Supplied data below:

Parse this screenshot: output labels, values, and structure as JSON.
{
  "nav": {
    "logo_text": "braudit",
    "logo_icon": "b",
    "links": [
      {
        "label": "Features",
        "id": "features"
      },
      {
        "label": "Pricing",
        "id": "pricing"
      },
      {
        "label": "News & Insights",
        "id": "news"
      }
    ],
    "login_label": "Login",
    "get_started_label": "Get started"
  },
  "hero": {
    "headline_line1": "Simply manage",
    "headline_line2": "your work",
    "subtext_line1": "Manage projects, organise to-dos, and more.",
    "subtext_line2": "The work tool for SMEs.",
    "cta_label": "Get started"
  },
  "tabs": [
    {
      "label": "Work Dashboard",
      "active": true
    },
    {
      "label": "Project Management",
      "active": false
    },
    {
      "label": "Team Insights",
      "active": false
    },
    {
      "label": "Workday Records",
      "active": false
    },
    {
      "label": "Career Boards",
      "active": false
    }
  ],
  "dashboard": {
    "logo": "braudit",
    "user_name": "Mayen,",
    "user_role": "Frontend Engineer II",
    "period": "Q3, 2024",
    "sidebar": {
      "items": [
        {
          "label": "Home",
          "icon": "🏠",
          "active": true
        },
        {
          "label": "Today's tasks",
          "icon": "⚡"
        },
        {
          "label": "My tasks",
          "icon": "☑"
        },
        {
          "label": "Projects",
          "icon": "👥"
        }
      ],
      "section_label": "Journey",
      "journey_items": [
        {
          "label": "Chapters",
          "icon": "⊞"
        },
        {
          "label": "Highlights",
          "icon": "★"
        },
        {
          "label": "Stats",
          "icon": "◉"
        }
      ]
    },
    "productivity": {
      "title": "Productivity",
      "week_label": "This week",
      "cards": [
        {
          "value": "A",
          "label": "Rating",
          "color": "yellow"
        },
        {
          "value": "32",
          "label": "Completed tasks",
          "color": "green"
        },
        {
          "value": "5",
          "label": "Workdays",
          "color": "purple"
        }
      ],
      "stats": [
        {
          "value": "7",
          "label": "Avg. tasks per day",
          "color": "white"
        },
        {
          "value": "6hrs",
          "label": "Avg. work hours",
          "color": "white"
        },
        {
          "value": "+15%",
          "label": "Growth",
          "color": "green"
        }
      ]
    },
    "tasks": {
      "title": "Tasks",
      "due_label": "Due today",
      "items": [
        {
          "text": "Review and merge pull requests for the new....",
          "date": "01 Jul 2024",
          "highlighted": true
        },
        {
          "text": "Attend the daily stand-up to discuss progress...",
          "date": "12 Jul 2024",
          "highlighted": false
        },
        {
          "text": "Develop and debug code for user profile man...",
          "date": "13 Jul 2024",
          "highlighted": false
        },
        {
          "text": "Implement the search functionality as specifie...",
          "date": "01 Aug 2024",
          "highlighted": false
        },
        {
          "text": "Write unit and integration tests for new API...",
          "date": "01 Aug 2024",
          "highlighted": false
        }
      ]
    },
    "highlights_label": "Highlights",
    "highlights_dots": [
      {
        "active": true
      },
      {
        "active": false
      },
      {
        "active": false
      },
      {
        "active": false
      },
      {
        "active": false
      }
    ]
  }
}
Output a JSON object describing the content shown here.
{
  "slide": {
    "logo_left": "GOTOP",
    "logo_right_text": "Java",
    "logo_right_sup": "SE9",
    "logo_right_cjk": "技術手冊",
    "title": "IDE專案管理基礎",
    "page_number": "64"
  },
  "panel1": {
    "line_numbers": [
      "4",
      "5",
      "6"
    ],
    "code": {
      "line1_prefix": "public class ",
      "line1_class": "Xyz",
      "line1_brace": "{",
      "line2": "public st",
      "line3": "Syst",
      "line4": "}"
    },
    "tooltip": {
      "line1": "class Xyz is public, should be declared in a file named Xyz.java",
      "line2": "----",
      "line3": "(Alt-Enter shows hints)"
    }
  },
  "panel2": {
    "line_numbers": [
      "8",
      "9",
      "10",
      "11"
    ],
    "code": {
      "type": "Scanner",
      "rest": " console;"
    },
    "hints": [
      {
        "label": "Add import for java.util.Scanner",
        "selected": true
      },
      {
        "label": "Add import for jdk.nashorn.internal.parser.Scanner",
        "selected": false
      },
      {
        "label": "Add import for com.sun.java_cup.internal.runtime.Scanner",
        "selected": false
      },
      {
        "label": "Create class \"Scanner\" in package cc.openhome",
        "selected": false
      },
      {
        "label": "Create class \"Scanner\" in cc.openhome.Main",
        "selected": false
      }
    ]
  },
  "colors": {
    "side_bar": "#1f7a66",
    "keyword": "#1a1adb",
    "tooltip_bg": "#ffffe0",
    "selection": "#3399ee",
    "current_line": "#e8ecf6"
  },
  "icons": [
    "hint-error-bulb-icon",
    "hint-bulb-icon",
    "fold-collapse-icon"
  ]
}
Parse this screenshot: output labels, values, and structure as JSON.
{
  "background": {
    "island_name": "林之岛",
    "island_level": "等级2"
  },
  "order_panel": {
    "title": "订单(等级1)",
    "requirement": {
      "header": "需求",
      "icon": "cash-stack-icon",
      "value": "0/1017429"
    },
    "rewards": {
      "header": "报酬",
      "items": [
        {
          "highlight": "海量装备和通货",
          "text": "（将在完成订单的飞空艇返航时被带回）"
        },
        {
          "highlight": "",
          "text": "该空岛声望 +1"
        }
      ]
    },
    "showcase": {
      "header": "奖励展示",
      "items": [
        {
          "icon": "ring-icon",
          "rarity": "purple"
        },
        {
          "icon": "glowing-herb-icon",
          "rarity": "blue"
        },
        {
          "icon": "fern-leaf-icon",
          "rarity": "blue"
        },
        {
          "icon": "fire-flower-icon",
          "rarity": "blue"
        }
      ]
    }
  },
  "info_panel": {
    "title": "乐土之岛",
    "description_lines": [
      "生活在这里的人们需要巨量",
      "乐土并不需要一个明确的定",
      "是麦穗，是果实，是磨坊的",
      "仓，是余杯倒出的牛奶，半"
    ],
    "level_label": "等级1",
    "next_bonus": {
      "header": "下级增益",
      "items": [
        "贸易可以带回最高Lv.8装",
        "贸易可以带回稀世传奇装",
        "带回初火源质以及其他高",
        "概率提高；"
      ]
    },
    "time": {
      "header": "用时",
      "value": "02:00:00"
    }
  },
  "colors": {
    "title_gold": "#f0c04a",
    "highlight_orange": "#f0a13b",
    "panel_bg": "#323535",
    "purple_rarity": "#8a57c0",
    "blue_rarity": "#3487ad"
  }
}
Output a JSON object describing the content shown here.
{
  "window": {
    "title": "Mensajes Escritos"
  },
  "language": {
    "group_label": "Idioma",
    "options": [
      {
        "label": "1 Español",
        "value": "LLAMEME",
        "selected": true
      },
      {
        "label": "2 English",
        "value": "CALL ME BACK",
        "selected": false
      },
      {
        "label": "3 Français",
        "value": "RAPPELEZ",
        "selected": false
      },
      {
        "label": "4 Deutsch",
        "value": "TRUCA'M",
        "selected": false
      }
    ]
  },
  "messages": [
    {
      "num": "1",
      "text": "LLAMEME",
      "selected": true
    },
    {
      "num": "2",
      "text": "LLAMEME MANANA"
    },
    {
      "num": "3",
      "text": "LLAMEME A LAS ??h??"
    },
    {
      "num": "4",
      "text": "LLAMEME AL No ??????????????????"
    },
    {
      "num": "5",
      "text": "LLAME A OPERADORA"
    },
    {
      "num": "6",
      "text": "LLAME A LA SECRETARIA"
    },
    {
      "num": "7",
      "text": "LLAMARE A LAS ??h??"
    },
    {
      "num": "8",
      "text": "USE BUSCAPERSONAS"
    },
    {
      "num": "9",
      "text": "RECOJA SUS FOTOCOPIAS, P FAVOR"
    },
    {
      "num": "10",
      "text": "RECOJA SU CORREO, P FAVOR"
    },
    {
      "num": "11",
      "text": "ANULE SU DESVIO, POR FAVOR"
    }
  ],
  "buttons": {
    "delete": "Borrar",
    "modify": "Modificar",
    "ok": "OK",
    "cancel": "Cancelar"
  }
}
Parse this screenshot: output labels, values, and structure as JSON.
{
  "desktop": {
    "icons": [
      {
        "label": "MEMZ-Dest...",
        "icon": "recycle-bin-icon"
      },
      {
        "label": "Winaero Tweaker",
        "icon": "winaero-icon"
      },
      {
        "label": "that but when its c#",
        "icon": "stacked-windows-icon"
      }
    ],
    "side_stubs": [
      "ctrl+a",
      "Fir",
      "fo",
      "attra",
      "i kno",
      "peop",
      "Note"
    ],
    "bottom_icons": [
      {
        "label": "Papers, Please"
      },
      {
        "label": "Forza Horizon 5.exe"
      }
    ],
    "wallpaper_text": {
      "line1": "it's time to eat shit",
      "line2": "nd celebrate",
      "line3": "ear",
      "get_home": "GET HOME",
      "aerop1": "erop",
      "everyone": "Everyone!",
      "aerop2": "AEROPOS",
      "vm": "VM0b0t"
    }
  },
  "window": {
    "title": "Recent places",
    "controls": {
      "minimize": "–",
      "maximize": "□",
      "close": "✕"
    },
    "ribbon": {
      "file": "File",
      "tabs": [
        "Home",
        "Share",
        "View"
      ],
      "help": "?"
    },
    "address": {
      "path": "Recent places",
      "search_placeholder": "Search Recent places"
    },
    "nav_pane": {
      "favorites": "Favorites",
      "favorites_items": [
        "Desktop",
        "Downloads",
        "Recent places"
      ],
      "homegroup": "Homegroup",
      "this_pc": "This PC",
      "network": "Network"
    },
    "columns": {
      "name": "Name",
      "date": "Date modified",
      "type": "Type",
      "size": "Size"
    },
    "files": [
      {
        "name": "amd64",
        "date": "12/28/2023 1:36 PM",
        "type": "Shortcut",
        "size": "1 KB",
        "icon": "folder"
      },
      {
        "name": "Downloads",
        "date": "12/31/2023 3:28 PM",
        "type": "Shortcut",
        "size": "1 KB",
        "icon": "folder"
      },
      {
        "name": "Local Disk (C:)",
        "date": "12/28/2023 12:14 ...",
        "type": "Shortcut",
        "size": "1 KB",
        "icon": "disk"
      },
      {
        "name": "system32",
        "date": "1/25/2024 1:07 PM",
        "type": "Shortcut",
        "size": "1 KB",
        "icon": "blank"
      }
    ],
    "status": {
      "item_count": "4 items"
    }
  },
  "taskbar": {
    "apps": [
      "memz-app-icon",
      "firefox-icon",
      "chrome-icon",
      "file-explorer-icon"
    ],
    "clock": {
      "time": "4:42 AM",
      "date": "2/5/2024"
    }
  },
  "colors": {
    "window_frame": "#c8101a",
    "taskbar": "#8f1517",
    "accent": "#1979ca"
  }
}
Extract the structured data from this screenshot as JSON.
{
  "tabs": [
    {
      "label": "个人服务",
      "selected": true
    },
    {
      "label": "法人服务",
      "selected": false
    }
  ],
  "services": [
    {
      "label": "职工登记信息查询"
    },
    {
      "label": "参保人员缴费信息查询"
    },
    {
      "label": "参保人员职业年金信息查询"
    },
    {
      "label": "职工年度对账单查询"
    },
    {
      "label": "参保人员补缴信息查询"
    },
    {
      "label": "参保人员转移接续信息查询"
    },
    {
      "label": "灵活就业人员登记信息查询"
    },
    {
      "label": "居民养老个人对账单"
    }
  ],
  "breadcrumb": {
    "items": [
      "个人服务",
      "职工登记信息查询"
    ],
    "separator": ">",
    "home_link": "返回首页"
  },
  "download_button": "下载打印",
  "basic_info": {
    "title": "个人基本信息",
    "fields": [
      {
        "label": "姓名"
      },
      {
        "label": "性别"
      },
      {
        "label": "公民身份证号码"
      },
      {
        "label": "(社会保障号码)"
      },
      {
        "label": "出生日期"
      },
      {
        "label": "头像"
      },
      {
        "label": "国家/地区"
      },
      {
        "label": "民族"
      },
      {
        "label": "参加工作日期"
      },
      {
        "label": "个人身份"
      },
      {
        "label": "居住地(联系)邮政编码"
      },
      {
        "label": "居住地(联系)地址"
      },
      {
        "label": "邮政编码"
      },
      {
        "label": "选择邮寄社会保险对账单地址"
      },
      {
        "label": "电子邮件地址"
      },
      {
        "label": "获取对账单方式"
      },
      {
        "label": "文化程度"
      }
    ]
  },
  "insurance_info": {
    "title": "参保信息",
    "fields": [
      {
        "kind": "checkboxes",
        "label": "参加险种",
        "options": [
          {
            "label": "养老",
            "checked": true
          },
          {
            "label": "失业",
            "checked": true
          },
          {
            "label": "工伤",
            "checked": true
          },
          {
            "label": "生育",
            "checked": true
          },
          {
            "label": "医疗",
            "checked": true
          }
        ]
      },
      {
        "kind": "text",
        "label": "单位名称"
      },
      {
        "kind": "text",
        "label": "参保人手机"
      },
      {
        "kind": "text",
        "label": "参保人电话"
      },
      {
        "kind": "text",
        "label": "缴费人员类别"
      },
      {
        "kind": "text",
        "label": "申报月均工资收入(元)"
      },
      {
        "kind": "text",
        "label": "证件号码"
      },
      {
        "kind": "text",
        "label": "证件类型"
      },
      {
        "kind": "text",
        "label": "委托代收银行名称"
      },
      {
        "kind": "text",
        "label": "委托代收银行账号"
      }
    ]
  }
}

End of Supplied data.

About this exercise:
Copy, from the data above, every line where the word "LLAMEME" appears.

Written response:
        "value": "LLAMEME",
      "text": "LLAMEME",
      "text": "LLAMEME MANANA"
      "text": "LLAMEME A LAS ??h??"
      "text": "LLAMEME AL No ??????????????????"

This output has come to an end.